- **GOAL OF THE EXERCISE**
Where does the word "图片转latex" show up in the records? Copy every line that holds it.
⟨
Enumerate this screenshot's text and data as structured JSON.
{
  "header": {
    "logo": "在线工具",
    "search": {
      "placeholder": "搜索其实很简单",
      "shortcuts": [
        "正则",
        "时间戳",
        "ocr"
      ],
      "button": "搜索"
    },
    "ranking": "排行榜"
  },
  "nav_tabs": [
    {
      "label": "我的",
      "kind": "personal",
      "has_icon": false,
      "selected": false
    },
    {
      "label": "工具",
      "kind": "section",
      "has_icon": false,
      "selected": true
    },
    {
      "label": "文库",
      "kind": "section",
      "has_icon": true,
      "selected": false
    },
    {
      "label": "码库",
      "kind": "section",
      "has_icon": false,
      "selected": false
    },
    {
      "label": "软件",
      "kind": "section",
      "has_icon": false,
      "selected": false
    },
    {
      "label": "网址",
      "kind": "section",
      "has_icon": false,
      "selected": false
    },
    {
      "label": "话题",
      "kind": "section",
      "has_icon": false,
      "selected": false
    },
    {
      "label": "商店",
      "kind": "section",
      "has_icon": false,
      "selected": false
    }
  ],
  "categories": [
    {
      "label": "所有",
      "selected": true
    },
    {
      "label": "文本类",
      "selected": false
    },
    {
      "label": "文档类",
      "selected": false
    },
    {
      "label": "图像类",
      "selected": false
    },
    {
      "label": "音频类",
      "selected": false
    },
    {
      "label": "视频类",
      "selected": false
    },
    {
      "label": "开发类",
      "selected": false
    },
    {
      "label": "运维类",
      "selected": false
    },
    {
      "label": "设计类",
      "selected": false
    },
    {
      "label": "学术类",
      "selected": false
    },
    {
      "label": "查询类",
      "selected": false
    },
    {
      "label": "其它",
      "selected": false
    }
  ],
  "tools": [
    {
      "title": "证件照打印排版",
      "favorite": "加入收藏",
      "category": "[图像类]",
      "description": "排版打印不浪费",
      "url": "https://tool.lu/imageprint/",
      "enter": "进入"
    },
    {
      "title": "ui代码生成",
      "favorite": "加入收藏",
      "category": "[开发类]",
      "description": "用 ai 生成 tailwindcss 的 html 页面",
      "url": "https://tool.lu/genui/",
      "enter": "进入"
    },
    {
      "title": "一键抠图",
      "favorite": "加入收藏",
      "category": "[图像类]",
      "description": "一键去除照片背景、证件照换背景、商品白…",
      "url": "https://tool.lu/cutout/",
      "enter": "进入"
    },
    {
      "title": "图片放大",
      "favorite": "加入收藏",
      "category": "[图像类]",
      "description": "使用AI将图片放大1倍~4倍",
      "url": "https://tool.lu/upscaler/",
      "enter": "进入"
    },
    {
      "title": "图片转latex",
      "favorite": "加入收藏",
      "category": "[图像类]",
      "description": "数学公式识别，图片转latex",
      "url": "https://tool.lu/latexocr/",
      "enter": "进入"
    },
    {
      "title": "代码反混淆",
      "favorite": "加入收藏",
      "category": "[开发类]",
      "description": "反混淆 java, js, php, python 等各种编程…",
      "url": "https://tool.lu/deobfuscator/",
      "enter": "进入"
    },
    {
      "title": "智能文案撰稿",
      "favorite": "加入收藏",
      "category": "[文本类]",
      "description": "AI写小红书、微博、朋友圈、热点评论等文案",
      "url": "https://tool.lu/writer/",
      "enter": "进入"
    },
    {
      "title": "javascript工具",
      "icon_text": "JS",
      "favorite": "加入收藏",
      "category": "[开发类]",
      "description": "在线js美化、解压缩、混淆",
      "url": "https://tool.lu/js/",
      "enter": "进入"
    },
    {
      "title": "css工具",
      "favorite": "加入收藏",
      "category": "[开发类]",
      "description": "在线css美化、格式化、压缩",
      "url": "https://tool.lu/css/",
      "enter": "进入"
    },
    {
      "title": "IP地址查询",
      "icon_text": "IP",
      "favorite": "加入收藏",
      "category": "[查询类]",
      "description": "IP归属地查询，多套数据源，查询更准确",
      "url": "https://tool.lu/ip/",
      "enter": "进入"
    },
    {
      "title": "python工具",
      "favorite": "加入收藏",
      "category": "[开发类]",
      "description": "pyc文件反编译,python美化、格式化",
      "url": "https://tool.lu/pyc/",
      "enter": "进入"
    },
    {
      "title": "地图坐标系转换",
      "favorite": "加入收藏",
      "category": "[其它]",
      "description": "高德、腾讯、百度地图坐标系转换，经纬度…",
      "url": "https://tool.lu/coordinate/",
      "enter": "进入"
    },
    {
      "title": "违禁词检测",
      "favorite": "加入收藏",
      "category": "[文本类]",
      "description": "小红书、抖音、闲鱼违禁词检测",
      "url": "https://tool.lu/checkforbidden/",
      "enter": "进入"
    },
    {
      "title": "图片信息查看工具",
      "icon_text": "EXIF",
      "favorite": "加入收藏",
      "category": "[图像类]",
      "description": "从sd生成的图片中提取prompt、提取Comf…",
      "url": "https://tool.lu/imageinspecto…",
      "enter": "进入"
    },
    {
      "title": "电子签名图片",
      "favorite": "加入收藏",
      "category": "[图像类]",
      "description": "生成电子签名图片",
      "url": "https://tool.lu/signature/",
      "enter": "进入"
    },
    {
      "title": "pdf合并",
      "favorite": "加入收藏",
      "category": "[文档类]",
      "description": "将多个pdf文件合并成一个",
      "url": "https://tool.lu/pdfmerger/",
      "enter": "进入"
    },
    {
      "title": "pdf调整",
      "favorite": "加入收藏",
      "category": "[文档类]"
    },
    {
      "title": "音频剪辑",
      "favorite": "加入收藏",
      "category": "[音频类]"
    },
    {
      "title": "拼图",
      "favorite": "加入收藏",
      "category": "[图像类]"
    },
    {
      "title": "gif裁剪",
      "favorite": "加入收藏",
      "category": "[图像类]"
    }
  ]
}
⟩
- **THE ANSWER**
      "title": "图片转latex",
      "description": "数学公式识别，图片转latex",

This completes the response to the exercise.